* **What the task requires**: The expected output is each entry, given again exactly.

[Records to process — start]

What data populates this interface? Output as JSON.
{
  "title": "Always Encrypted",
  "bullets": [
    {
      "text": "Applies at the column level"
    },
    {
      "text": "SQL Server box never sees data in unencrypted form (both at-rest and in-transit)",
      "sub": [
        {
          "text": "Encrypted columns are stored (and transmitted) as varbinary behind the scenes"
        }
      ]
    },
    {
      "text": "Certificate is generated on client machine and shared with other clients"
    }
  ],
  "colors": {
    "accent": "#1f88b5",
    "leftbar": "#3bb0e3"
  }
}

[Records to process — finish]

* **Solution for this task**:
What data populates this interface? Output as JSON.
{
  "title": "Always Encrypted",
  "bullets": [
    {
      "text": "Applies at the column level"
    },
    {
      "text": "SQL Server box never sees data in unencrypted form (both at-rest and in-transit)",
      "sub": [
        {
          "text": "Encrypted columns are stored (and transmitted) as varbinary behind the scenes"
        }
      ]
    },
    {
      "text": "Certificate is generated on client machine and shared with other clients"
    }
  ],
  "colors": {
    "accent": "#1f88b5",
    "leftbar": "#3bb0e3"
  }
}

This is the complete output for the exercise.